brantly04
01-04-2011, 2:20 PM
I was shooting my buddy's .45 in an old creek bank and my left ear plug fell out with about 2 shots left. I regret those last 2 shots... I felt a pop in my ear and now my left ear rings 100% of the time. Went to the ear, nose, & throat doctor and he did some tests. He told me if it doesn't go away after a while get use to it.....


it's annoying.

frankm
01-04-2011, 2:40 PM
I have ringing in both ears. Got it from jet engines. Some butthead left his jets pointing at my post for hours a few nights. I don't know what they were doing running it at night. I had to go inside the hut and close the windows to make it tolerable.

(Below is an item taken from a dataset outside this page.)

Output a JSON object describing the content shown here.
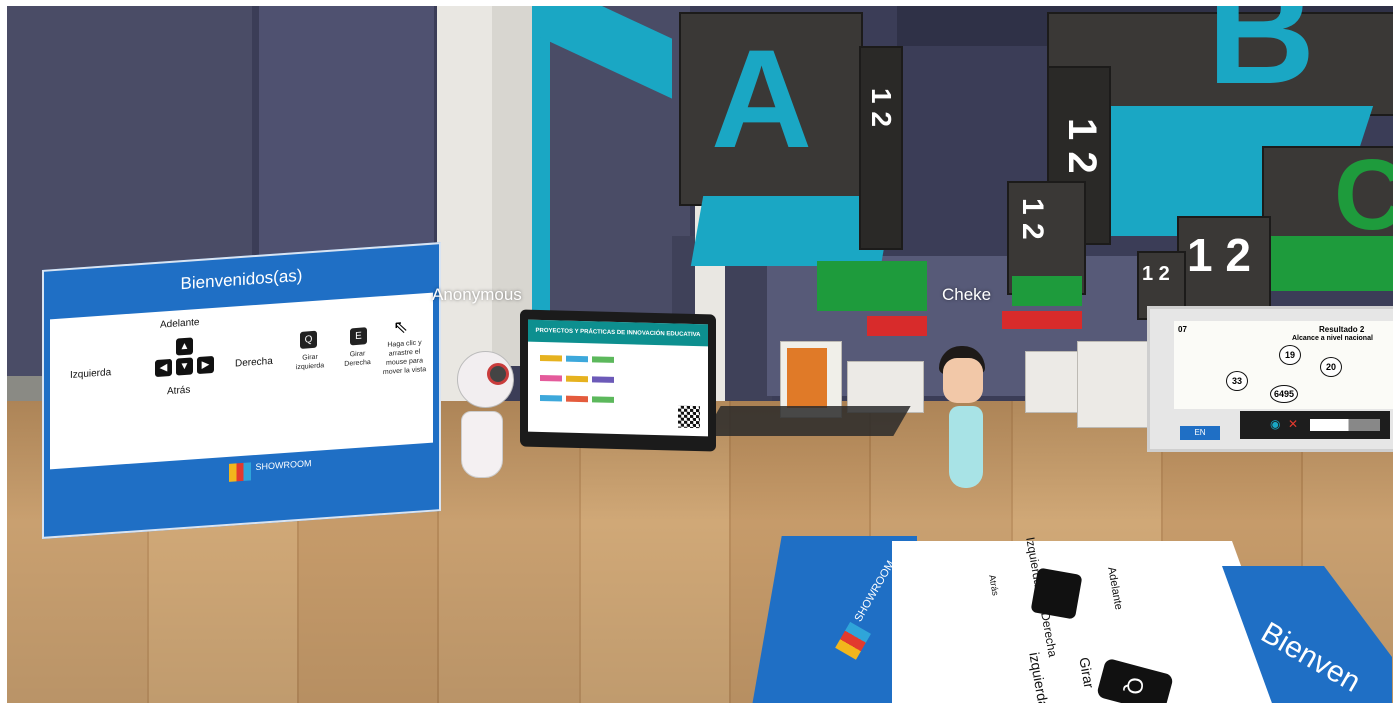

I think there is some biofeedback thing you can do at the doctors where it teaches your ears to ignore the ringing and thereby decreases it's loudness? Has anyone tried that?

meaty-btz
01-04-2011, 3:14 PM
Welcome to the world of the partially deaf. To bad we didn't know years ago how culmalative hearing loss really is. When I went thru basic then Air Police training in the Air Force in 1966 we never used ear protection of any kind. I once got yelled at for trying to use swimming ear plugs on the range with the instructor yelling (probably due to being deaf) that "Real men don't need hearing protection". Then in 1971 when I went thru the Chicago Police Academy we shot indoors (Soldiers Field) again without ear protection. needless to say I have severe hearing loss and last year thanks to the VA got a nice set of hearing aids. I once knew a police officer who shot at an offender from inside his squadcar with the windows rolled up. He ended up on duty disability due to his almost complete hearing loss. So IMO shooting from any enclosed area like a room or car is going to cause some damage even if not readily apparent. And in the real world with say someone breaking into your house no one is going to put ear protection on. All we can do is to do our best to protect what hearing we do have at all other times. I had a custom set of earplugs made years ago and use them anytime I'm on a range. I feel for these less than bright kids and sometimes older who have subwoofers going so loud in their vehicles you can feel the concussion as they drive near. They will be deaf before reaching a ripe old age. So boys and girls protect what you have while you can.

My father-in-law is ex-airforce as well. Same era. He has perminant hearing loss for firing in an indoor range w/o ear protection.

Fireguy
01-04-2011, 5:55 PM
Docflash,
What do you suggest for hearing protection?

minuteman
01-04-2011, 6:32 PM
Those stupid sound tests they gave me as a kid ruined my hearing. Yes! I can hear the tone! You don't need to make it louder!!!

Desert_Rat
01-04-2011, 7:05 PM
I've shot many a M16a2 and M16a1 set to full retard, and and other fun stuff,mostly with hearing protection but sometimes without. I seriously regret the times I fired without any protection. My ears have NEVER stopped ringing from all of the shooting. Also My left ear is always hissing and making a snapping sound. All day every day...It really sucks. It's embarrassing to constantly be saying Huh? and Say that again....but what can I do but live with it.